I was doing a little research on website trends, and words like responsive design, parallax scrolling, flat web design, and others that sound good in theory, but like skinny jeans, don’t translate into my actual daily life.

While I agree (as an iphone/ipad junkie) that being responsive to various devices – smartphone, tablet, laptop, desktop – is important for folks to access a website and not get completely annoyed with the super small type that you have to manually (literally) enlarge, I also believe we overcomplicate things and that simpler is better.

What’s the information our members want from our website on a regular basis? What do they need? And what aren’t we providing that maybe we can be providing?

But maybe I’m wrong…I’m no tech guru. I live with one, but I’m not one. (Actually, he wants to be referred to as a tech guru genius, but I can only take it so far). My best answer to all things technology related – whether it’s a website not working properly, my email, etc – is to reboot.

So rather than us assume or simply go with the trends being published, we want to hear from you.
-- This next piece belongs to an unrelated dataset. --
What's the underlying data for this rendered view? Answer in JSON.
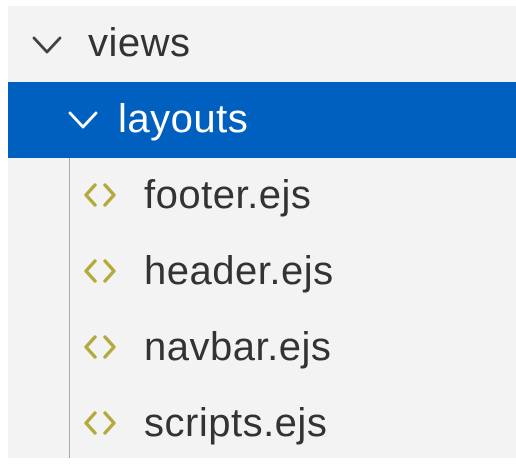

And Mary takes it personal that no one responds to our blog – so I’m asking, can you please respond to the survey below. The survey will also be posted on Facebook and our homepage.

Click here to take survey

It’s 10 questions that takes less than 5 minutes, and I appreciate you taking the time to do so!

Thanks for checking in…

Liz

P.S. And if you never want to miss an installment of the Bar View, feel free to click the orange “follow” button at the bottom left (which means it will show up in your email inbox) or make it a favorite.